## DIRECTIONS FOR THIS TASK:
Tell how many lines in the data contain the string "label", using a single number as the whole reply.

== == ==

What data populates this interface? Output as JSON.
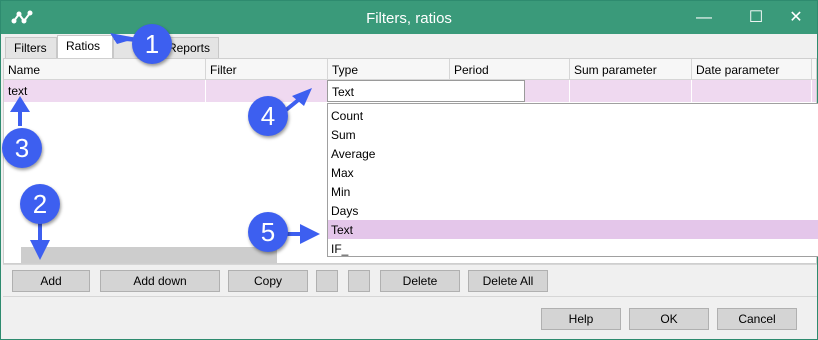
{
  "window": {
    "title": "Filters, ratios"
  },
  "tabs": [
    {
      "label": "Filters"
    },
    {
      "label": "Ratios"
    },
    {
      "label": "Reports"
    }
  ],
  "grid": {
    "columns": [
      "Name",
      "Filter",
      "Type",
      "Period",
      "Sum parameter",
      "Date parameter"
    ],
    "rows": [
      {
        "name": "text",
        "filter": "",
        "type": "Text",
        "period": "",
        "sum_parameter": "",
        "date_parameter": ""
      }
    ]
  },
  "type_combo": {
    "value": "Text",
    "options": [
      "Count",
      "Sum",
      "Average",
      "Max",
      "Min",
      "Days",
      "Text",
      "IF_"
    ],
    "selected": "Text"
  },
  "toolbar": {
    "add": "Add",
    "add_down": "Add down",
    "copy": "Copy",
    "delete": "Delete",
    "delete_all": "Delete All"
  },
  "footer": {
    "help": "Help",
    "ok": "OK",
    "cancel": "Cancel"
  },
  "callouts": [
    "1",
    "2",
    "3",
    "4",
    "5"
  ],
  "colors": {
    "titlebar": "#3a9a7a",
    "row_highlight": "#efd9f0",
    "selected_option": "#e4c6ea",
    "callout": "#3d5ff0"
  },
  "icons": [
    "app-icon",
    "minimize-icon",
    "maximize-icon",
    "close-icon"
  ]
}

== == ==

## ANSWER FOR THE TASK:
3